U.S. authorities had confiscated King’s passport in West Berlin, possibly out of concern for his safety or because they intended to deny him a popular event in the east. However, GDR border guards recognized the preacher and, after a quick phone call to superiors, allowed him to enter. King’s American Express card was all the identification he needed.
What he couldn’t have imagined at Checkpoint Charlie: The church (Marienkirche) in which he was to talk was overflowing an hour before he was supposed to arrive. This despite an SED order to newspapers not to mention the visit. Only a small board outside the church announced the event, and yet, around 3,000 GDR citizens showed up. The pleas of church leaders to the hundreds of people waiting to please leave fell upon deaf ears. After a short deliberation, they announced that King would hold a second speech in the nearby Sophienkirche.
While King’s criticism of the U.S. government and his fight against apartheid appealed to GDR leaders, King’s campaigns for peaceful mass protest did not.
King captured the audience with his first words. He delivered greetings to “dear Christian friends from East Berlin” from the Christians in the western part of the city and from the United States, and he thanked his parents, who had given him the name of the great German reformer Martin Luther.
“We, who felt trapped and abandoned, were sent greetings from Christians in the west. This really moved me,” remembers one member of the audience. King then talked about his beliefs, his philosophy of nonviolence and his vision, without commenting on recent events.

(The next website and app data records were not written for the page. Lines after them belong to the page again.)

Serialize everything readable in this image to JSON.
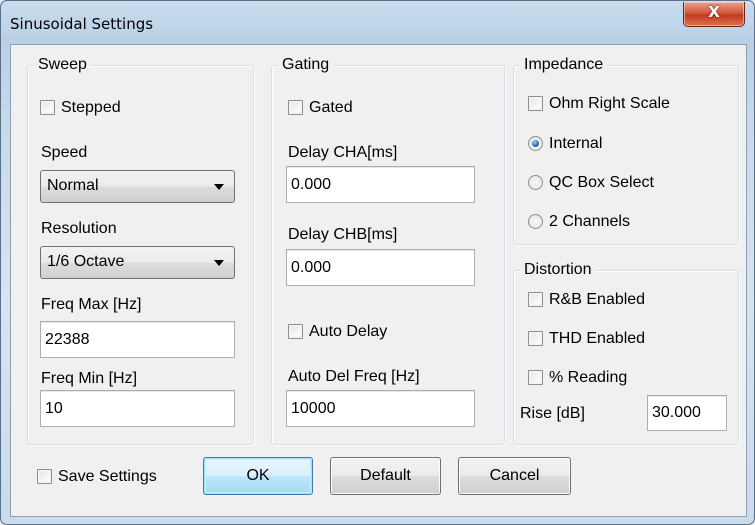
{
  "window": {
    "title": "Sinusoidal Settings",
    "close_glyph": "X"
  },
  "sweep": {
    "legend": "Sweep",
    "stepped_label": "Stepped",
    "stepped_checked": false,
    "speed_label": "Speed",
    "speed_value": "Normal",
    "resolution_label": "Resolution",
    "resolution_value": "1/6 Octave",
    "freq_max_label": "Freq Max [Hz]",
    "freq_max_value": "22388",
    "freq_min_label": "Freq Min [Hz]",
    "freq_min_value": "10"
  },
  "gating": {
    "legend": "Gating",
    "gated_label": "Gated",
    "gated_checked": false,
    "delay_cha_label": "Delay CHA[ms]",
    "delay_cha_value": "0.000",
    "delay_chb_label": "Delay CHB[ms]",
    "delay_chb_value": "0.000",
    "auto_delay_label": "Auto Delay",
    "auto_delay_checked": false,
    "auto_del_freq_label": "Auto Del Freq [Hz]",
    "auto_del_freq_value": "10000"
  },
  "impedance": {
    "legend": "Impedance",
    "ohm_right_scale_label": "Ohm Right Scale",
    "ohm_right_scale_checked": false,
    "options": [
      "Internal",
      "QC Box Select",
      "2 Channels"
    ],
    "selected": "Internal"
  },
  "distortion": {
    "legend": "Distortion",
    "rb_enabled_label": "R&B Enabled",
    "thd_enabled_label": "THD Enabled",
    "percent_reading_label": "% Reading",
    "rise_label": "Rise [dB]",
    "rise_value": "30.000"
  },
  "footer": {
    "save_settings_label": "Save Settings",
    "save_settings_checked": false,
    "ok_label": "OK",
    "default_label": "Default",
    "cancel_label": "Cancel"
  },
  "icons": {
    "dropdown": "chevron-down-icon",
    "close": "close-icon"
  }
}
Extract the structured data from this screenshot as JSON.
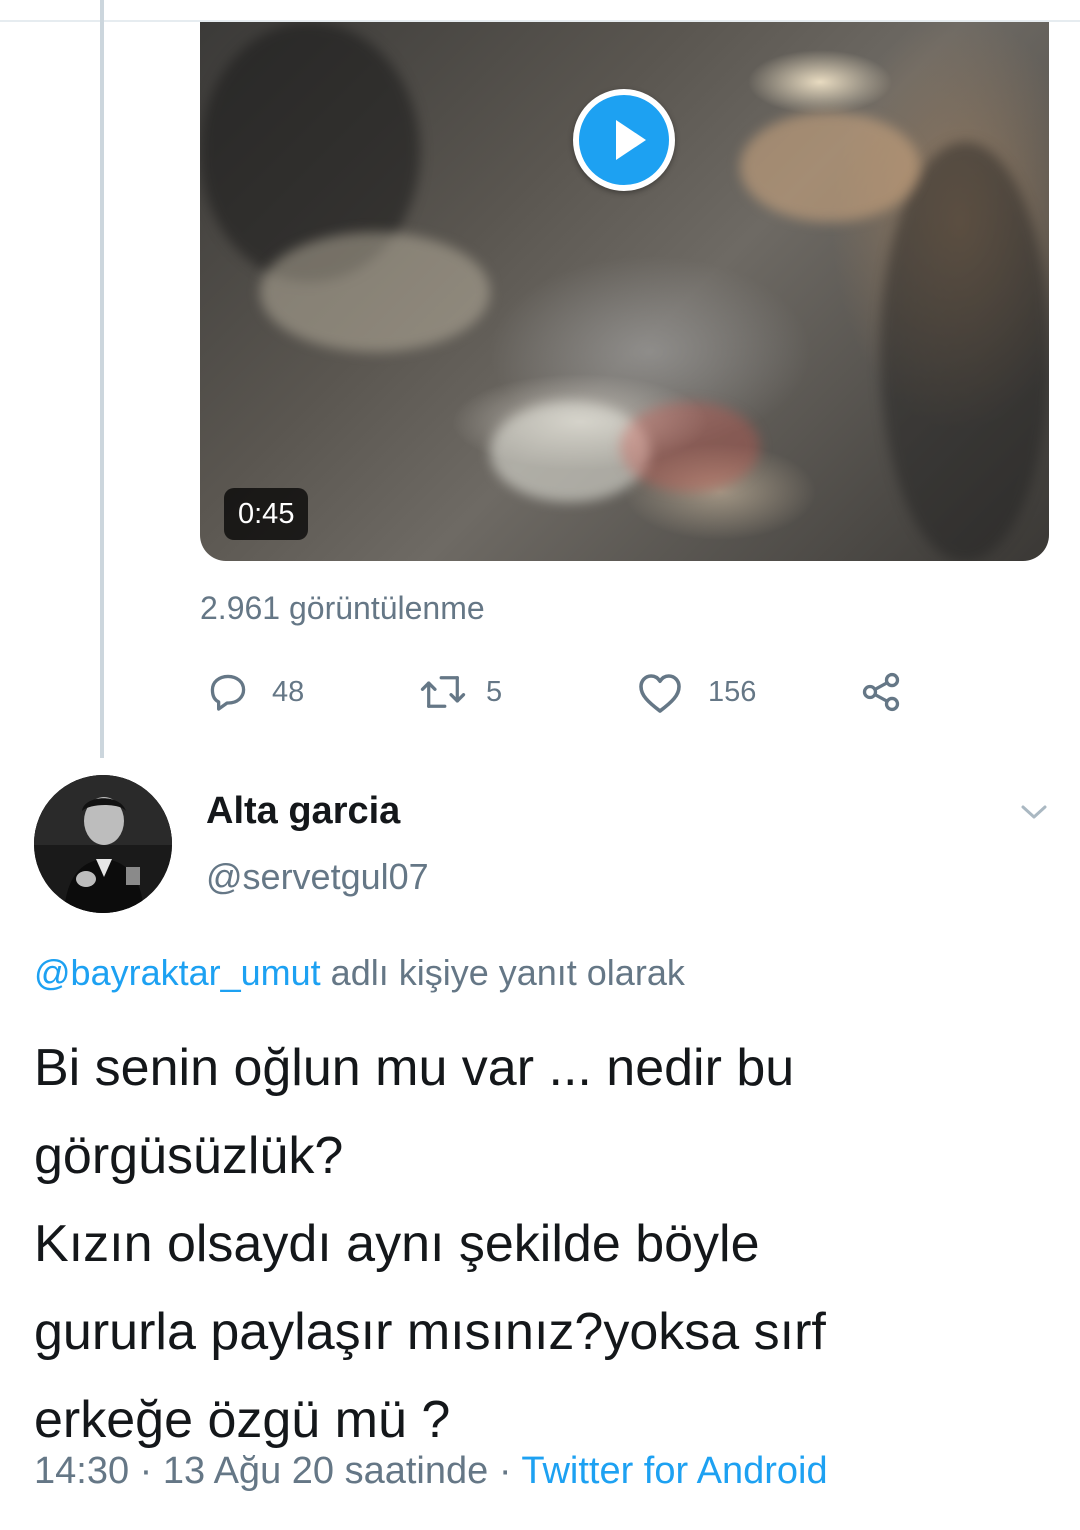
{
  "video": {
    "duration": "0:45",
    "views": "2.961 görüntülenme"
  },
  "actions": {
    "replies": "48",
    "retweets": "5",
    "likes": "156"
  },
  "reply_tweet": {
    "display_name": "Alta garcia",
    "handle": "@servetgul07",
    "reply_to_mention": "@bayraktar_umut",
    "reply_to_suffix": " adlı kişiye yanıt olarak",
    "text_lines": [
      "Bi senin oğlun mu var ... nedir bu",
      "görgüsüzlük?",
      "Kızın olsaydı aynı şekilde böyle",
      "gururla paylaşır mısınız?yoksa sırf",
      "erkeğe özgü mü ?"
    ],
    "timestamp": "14:30 · 13 Ağu 20 saatinde · ",
    "source": "Twitter for Android"
  },
  "icons": {
    "reply": "speech-bubble-icon",
    "retweet": "retweet-arrows-icon",
    "like": "heart-icon",
    "share": "share-icon",
    "menu": "chevron-down-icon",
    "play": "play-icon"
  },
  "colors": {
    "accent": "#1da1f2",
    "secondary_text": "#657786",
    "primary_text": "#14171a",
    "thread_line": "#ccd6dd"
  }
}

“Here are God’s children on both sides of the wall, and no man-made barrier can destroy this fact,” King shouted. “With this faith we will be able to tear out of the mountain of despair a stone of hope.” In faith, people can stand up for freedom “in the knowledge that one day we will be free.”
Of course, the SED regime needed to know what was going on in the church. Stasi spies joined and a photographer from the feared secret service took impressive pictures. In July 1964, GDR newspapers such as the Neues Deutschland had praised the “negro leader Dr. Martin Luther King” for denouncing the nomination of conservative Barry Goldwater for U.S. president. But the GDR press published only dry reports on the speech that day and failed to mention King’s words about barriers and walls. There was a halfhearted attempt to portray King as a labor leader.
Stefan Appelius, political scientist and professor of contemporary history from the University of Oldenburg, says that while King’s criticism of the U.S. government and his fight against apartheid appealed to GDR leaders, King’s campaigns for peaceful mass protest did not. “This was something to which the GDR leaders could not really relate,” he said.
Martin Luther King’s visit to East Berlin came to an end in the restaurant of the Hospiz an der Friedrichstraße. The Hotel Albrechtshof stands there today, and a plaque bears a reminder of the visit. Photos from the meal show the American minister at the table in enthusiastic discussions with the East Berlin pastors as they enjoyed beer, wine and fat cigars.
The visit had a lasting effect. “His call to have courage, to resist peacefully … gave many people the strength to protest against the crushing of the ‘Prague Spring’ — the uprising against Communist rule in Czechoslovakia — four years later,” says Appelius.